A major campaign aimed at providing young people with HIV/AIDS counselling and testing is to be launched in Ethiopia. The country has one of the largest populations living with HIV/AIDS in the world, according to statistics from the health ministry. About one million children have been orphaned by the virus.
Four main towns across the country where the rate of HIV/AIDS infection among the youth is almost one in six, or about 16 percent, are to be targeted. "Young people make up a third of Ethiopia’s population and are the most affected by HIV/AIDS," said Mirgissa Kaba, acting head of the HIV/AIDS section of the United Nations Children's Fund (UNICEF). "Providing youth-friendly, confidential counselling and testing is an essential part in the battle against HIV/AIDS. Young people themselves are important agents of change to combat the spread of this epidemic."
UNICEF, the National AIDS Council Secretariat (NACS) and the Family Guidance Association of Ethiopia (FGAE) will mount the campaign. The three organisations signed an agreement on 10 May to provide 29,000 young people with voluntary counselling and testing (VCT) services in the capital, Addis Ababa, Dire Dawa, Gonder and Jijiga.
The project also provides for the diagnosis and treatment of an additional 96,000 people exposed to sexually transmitted and other opportunistic infections. Skills training will be made available to those who test HIV-positive.
According to UNICEF, people between the ages of 10 and 24 are susceptible to sexually transmitted infections (STIs), which facilitate the transmission of HIV. A spokeswoman for the organisation said unmarried young people often encountered difficulties in accessing sexual and reproductive health services, including counselling and testing. Developing such services was a vital component of UNICEF's HIV/AIDS programme, she said.

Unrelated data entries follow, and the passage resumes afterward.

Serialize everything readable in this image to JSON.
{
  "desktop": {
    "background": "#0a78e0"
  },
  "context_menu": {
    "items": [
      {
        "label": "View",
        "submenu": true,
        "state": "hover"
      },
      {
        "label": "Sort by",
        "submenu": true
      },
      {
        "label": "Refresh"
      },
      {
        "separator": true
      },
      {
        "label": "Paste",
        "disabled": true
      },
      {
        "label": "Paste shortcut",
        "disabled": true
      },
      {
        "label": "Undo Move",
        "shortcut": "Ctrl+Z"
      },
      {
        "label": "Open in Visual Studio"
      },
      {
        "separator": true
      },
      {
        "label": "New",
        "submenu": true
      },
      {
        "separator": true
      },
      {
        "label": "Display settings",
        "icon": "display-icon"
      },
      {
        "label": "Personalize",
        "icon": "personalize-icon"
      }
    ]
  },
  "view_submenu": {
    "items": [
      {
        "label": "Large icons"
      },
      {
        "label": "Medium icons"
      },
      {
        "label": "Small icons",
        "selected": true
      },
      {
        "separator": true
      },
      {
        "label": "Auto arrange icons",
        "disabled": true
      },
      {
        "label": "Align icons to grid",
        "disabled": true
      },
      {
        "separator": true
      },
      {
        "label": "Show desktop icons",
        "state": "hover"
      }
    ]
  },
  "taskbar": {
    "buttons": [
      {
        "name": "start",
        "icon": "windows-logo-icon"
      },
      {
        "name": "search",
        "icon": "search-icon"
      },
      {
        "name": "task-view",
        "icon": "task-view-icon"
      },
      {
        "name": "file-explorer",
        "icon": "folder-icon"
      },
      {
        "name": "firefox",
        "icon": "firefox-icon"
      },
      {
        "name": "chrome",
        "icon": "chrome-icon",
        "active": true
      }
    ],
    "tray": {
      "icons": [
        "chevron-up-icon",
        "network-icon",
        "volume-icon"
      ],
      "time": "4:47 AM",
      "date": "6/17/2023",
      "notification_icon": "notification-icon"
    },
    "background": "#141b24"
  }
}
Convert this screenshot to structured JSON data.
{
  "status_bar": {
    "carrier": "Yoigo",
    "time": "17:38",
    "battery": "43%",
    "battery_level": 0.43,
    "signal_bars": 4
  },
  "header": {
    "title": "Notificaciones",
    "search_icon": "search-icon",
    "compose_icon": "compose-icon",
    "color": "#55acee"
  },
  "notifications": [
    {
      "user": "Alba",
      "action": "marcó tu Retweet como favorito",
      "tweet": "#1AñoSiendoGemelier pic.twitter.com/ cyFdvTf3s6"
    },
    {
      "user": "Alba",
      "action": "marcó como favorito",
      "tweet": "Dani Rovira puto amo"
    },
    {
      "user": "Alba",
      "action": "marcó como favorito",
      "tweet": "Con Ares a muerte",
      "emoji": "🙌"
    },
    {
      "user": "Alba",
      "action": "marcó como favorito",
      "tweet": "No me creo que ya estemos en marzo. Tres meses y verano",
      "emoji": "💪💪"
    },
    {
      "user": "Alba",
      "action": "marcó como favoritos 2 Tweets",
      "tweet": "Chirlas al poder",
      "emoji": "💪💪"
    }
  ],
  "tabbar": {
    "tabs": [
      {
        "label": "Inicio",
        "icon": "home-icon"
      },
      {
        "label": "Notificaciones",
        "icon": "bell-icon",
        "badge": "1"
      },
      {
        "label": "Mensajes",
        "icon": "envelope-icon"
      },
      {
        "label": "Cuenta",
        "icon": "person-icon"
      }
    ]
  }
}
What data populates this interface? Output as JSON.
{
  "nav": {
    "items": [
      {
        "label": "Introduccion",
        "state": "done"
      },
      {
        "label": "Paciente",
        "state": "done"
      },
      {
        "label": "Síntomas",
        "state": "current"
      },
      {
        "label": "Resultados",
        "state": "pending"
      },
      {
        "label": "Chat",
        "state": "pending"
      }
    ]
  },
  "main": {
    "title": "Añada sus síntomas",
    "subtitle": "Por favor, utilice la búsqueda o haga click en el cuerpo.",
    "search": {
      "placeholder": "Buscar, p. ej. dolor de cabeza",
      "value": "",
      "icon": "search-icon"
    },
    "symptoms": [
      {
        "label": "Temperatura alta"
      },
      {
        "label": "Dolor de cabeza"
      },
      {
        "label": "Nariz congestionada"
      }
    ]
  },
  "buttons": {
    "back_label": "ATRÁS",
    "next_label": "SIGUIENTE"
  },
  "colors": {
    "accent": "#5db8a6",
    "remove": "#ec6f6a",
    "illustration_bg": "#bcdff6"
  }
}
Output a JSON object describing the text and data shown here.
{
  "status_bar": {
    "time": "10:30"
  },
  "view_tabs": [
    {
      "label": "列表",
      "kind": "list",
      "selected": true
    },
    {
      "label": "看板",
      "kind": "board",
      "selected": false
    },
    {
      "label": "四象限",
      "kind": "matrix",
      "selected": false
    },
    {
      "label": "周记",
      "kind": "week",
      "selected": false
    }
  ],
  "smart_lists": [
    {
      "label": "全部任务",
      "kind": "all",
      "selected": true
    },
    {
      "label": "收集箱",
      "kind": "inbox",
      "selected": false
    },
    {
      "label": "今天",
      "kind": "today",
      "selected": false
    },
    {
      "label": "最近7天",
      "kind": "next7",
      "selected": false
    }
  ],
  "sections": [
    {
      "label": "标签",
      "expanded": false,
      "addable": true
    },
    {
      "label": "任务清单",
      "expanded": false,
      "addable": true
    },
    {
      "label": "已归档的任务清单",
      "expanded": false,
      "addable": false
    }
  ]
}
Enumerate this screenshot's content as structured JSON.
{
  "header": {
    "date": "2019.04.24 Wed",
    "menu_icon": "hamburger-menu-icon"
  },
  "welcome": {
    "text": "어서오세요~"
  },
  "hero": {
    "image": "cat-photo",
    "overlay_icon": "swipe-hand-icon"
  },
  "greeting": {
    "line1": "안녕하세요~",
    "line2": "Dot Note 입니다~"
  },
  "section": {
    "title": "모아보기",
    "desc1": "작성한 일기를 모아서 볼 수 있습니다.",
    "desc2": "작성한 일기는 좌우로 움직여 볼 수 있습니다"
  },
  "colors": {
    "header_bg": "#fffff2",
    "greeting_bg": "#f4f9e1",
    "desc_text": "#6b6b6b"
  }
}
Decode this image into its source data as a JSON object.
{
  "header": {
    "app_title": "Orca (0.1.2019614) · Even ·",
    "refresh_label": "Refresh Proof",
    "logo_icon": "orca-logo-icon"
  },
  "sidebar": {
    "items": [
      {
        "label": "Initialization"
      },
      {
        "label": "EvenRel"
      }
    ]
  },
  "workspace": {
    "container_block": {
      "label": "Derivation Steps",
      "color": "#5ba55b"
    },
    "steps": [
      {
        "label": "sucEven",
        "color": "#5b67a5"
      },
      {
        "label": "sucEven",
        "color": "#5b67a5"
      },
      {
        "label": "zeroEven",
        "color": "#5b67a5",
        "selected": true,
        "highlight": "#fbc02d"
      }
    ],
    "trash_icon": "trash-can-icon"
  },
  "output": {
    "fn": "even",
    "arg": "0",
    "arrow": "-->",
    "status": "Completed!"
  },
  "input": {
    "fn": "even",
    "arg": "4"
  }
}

Nigatu Mereke, head of the NACS, said he hoped to expand the programme beyond the towns. "UNICEF, as usual, is now leading us to an area which deserves our utmost attention – youth-friendly VCT. We are planning to expand the services beyond the four regions, and hope to learn a lot from this particular initiative. Providing VCT in centres where youth feel comfortable will empower youth and contribute to the fight," he said.
The UNICEF-assisted project is expected to reach at least one-third of the youth visiting FGAE centres for the treatment of STIs. The voluntary counselling and testing project will be coordinated by the NACS and implemented by the FGAE.
UNICEF is providing US $587,000 for the project from funds donated by the government of Norway. "The Norwegian government has been a consistently strong partner in supporting UNICEF’s work in Ethiopia," said Abdelmajid Tibouti, UNICEF Senior Programme Officer. "Their support will help the youth of Ethiopia combat the spread of HIV/AIDS."